Search This Blog

Friday, August 19, 2011

Practice Makes Crazy, Sometimes

In an interview with Dennis Morton on The Poetry Show radio show (scroll to the date 8/14/11), poet Troy Jollimore, in addition to reading many of his singular poems, answered a question about his writing practice with the following comforting admission. Jollimore said that he didn't have a writing practice that worked effectively for a long period of time, that he would find a practice or routine that worked for awhile, and then it would stop working, and he would have to find another.

Furthermore, he reported that he himself had received solace from the visits of poets Jane Hirshfield and James Richardson to the campus where he taught (I think it's Chico State), whose responses to the question of writing practice were that they did not write every day. Even an  award-winning poet like Jollimore found that helpful for his anxieties.

I aspire to write daily and to have a  practice taken seriously not only by myself but by those around me, but these things don't happen always, with family and work and everything else going on. It's nice to be in such fine company, to know that others experience anxiety about practice and still prevail.

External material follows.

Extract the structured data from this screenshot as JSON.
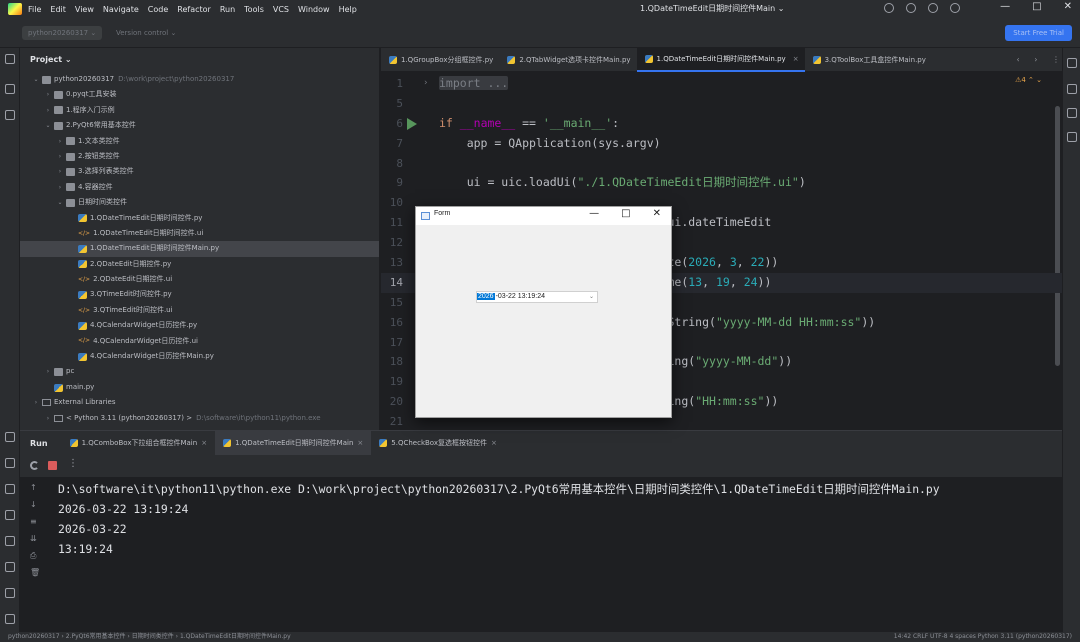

Enjoy the whole interview and especially Jollimore's generously-natured reading.


Mari said...

Jessica, I'm sure many poets don't write every day. Remember Ocean Vuong's interview you posted here? I think it's important that each of us finds a writing practice that works for *us*! Writing every day might be the way to go for some, not writing every day (and its various permutations) might work better for others. I'm tired of feeling ashamed for not following some prescribed "holy writing practice". Really, it's all so subjective... Thanks for this!

Jessica Goodfellow said...

Mari, I too was thinking about Ocean Vuong when I heard this podcast, and wrote this post. Then I wondered if I was being fair by twice presenting this side of writing practice (the irregular schedule) and not citing people who insist on the daily practice. Oh well. You can't read much about writing without hearing the daily practice theory, so I won't worry about it!